Image: Ziphozonke Lushaba, TimesLive
By Khanyisile Ngcobo
First published on TImesLive
Civil society organisations say “something doesn’t add up” in the South African Reserve Bank’s (SARB) findings on the Phala Phala matter and it “raises more questions than answers”.
The Reserve Bank on Monday released its findings from a report into the matter after allegations by former prisons boss Arthur Fraser and complaints from various parties after a 2020 theft at President Cyril Ramaphosa’s Phala Phala game farm that saw at least R10.7-million in foreign currency stolen.
It came after acting public protector Kholeka Gcaleka cleared Ramaphosa and laid the blame on his bodyguard, Major-General Wally Rhoode.
The SARB also concluded Ramaphosa and the entities that run his cattle business are tax compliant.
The bank said while the report would not be made public “due to legislative requirements and constraints which apply to the SARB”, it would make some information public “given that this is a matter of significant public importance”.
It found there was “no perfected transaction” and thus the bank cannot conclude there was any contravention of exchange control regulations by Ntaba Nyoni Estates CC “or for that matter by the president. That is because the SARB has concluded the transaction was subject to conditions precedent which were not fulfilled, and therefore there was no legal entitlement, within the meaning of regulation (6)(1), on the part of Ntaba Nyoni, to the foreign currency.”
Phala Phala farm is managed by Ntaba Nyoni on land owned and registered under the Tshivhase Trust.
Corruption Watch and the Organisation Undoing Tax Abuse (Outa) flagged issues with the findings.
Corruption Watch executive director Karam Singh called on the SARB to unpack parts of their “curious statement”, especially that relating to the findings on Ntaba Nyoni.
“It’s a curious statement, that they point to the fact that the contract was incomplete … they need to unpack that for us and explain why that has any relevance for reporting requirements that anybody would have when it comes to receiving forex.
“So if my mom in the US sends me $5 000 I have to go through a whole process with a bank to say that’s a gift or contribution to my medical bills or it’s an investment in a company.
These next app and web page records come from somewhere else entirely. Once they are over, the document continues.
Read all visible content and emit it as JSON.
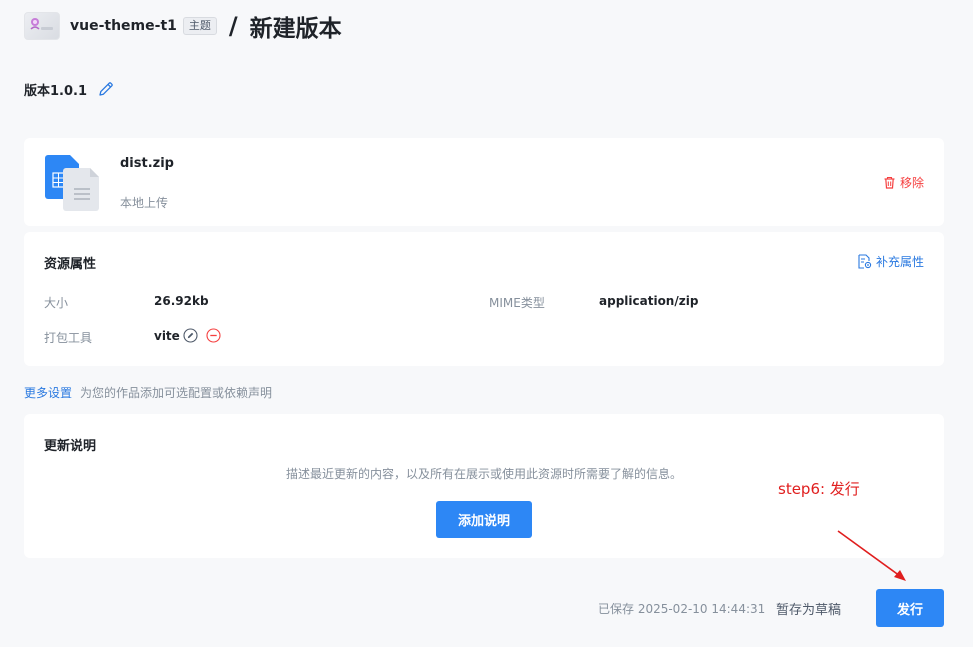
{
  "header": {
    "project_name": "vue-theme-t1",
    "tag": "主题",
    "separator": "/",
    "title": "新建版本"
  },
  "version": {
    "label": "版本1.0.1",
    "edit_icon": "pencil-icon"
  },
  "file": {
    "name": "dist.zip",
    "source": "本地上传",
    "icon": "document-file-icon",
    "remove_label": "移除",
    "remove_icon": "trash-icon"
  },
  "properties": {
    "title": "资源属性",
    "add_label": "补充属性",
    "add_icon": "settings-file-icon",
    "items": [
      {
        "label": "大小",
        "value": "26.92kb"
      },
      {
        "label": "MIME类型",
        "value": "application/zip"
      },
      {
        "label": "打包工具",
        "value": "vite"
      }
    ]
  },
  "more_settings": {
    "link": "更多设置",
    "description": "为您的作品添加可选配置或依赖声明"
  },
  "notes": {
    "title": "更新说明",
    "description": "描述最近更新的内容，以及所有在展示或使用此资源时所需要了解的信息。",
    "button": "添加说明"
  },
  "annotation": {
    "text": "step6: 发行",
    "color": "#e01e1e"
  },
  "footer": {
    "saved": "已保存 2025-02-10 14:44:31",
    "draft_button": "暂存为草稿",
    "publish_button": "发行"
  },
  "colors": {
    "primary": "#2d87f5",
    "link": "#2a79e0",
    "danger": "#f53f3f",
    "background": "#f7f8fa"
  }
}
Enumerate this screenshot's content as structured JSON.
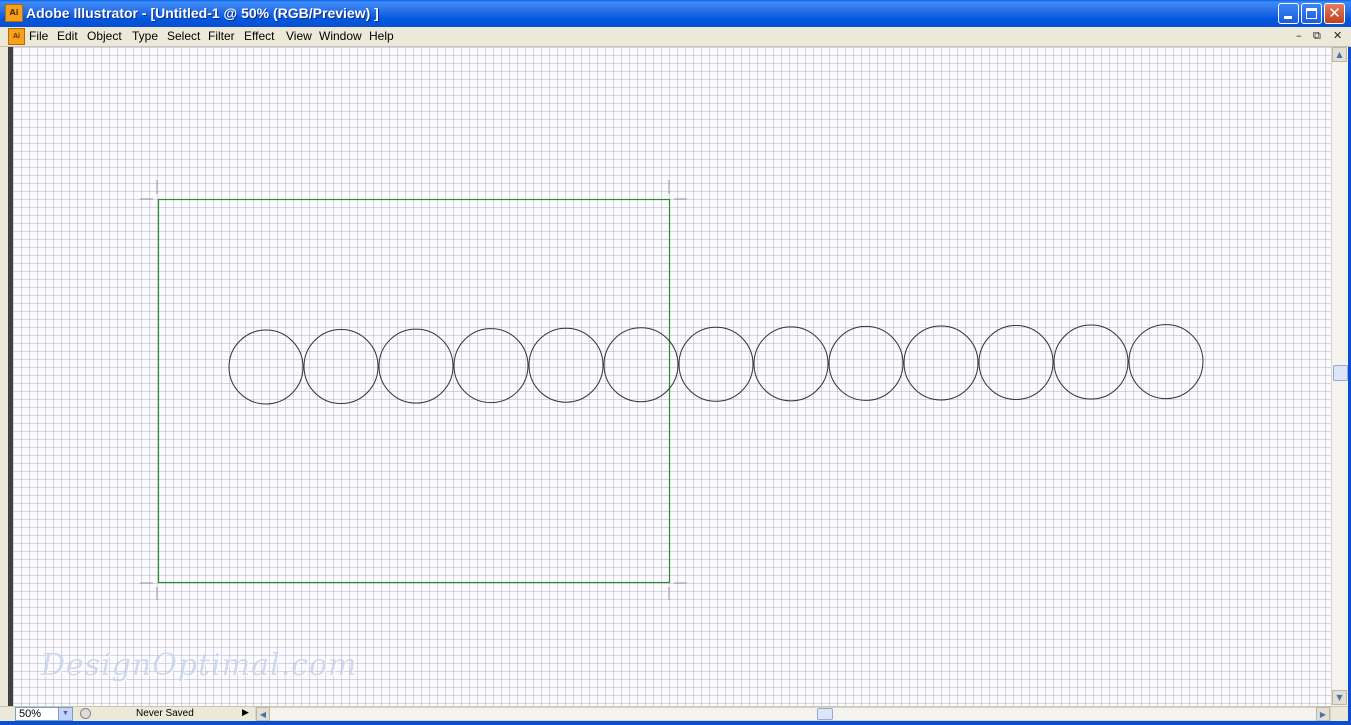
{
  "window": {
    "app_icon": "illustrator-app-icon",
    "app_icon_text": "Ai",
    "title": "Adobe Illustrator - [Untitled-1 @ 50% (RGB/Preview) ]",
    "controls": {
      "minimize": "minimize-icon",
      "maximize": "maximize-icon",
      "close": "✕"
    }
  },
  "menubar": {
    "items": [
      "File",
      "Edit",
      "Object",
      "Type",
      "Select",
      "Filter",
      "Effect",
      "View",
      "Window",
      "Help"
    ],
    "doc_controls": {
      "minimize": "–",
      "restore": "⧉",
      "close": "✕"
    }
  },
  "canvas": {
    "grid": true,
    "artboard_color": "#2e8b2e",
    "circle_count": 13,
    "circle_stroke": "#333333",
    "watermark": "DesignOptimal.com"
  },
  "statusbar": {
    "zoom": "50%",
    "status": "Never Saved"
  },
  "colors": {
    "titlebar": "#0a5fe8",
    "chrome": "#ece9d8",
    "grid_line": "#c9c3dd"
  }
}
There’s a whole page of different options and every citizen has to comply with that, so that this was a non-perfected commercial deal, it is not clear what relevance that has on the obligations to report.
“The SARB statement raises more questions than answers and does not take us into their confidence about the legal status of holding forex and obligations to report. So are you saying the president’s farm only has to report once the buffalo are somehow delivered? So then what’s the status of that money?”
Singh also took issue with the central bank’s move to not publicise the report, saying they should have done so as there is a lot of public interest in the report. There was also likely to be a request for the report to be published by parties with an interest in the matter.
On how the findings affected Ramaphosa’s role, Singh said: “There are too many unanswered questions for us to feel satisfied that this matter is above board.
“It’s not satisfactory that we haven’t received a definitive statement from the president which answers all of the questions. Until that happens, I don’t [think] the president’s in the clear.”
Outa’s Wayne Duvenhage said there was something amiss with the Bank’s findings. “It would seem oversight authorities have found nothing untoward to the individual, but there is some concern from the Reserve Bank as to the legality of what has happened.
“There certainly is a transgression with regard to the Reserve Bank rules, but they can’t pin it on the president but maybe on his business. So what are they doing with regard to how the exchange regulations were flouted with his handling of the dollars? Something is not making sense … and it would seem there are special rules that apply to Ramaphosa than to others,” he said.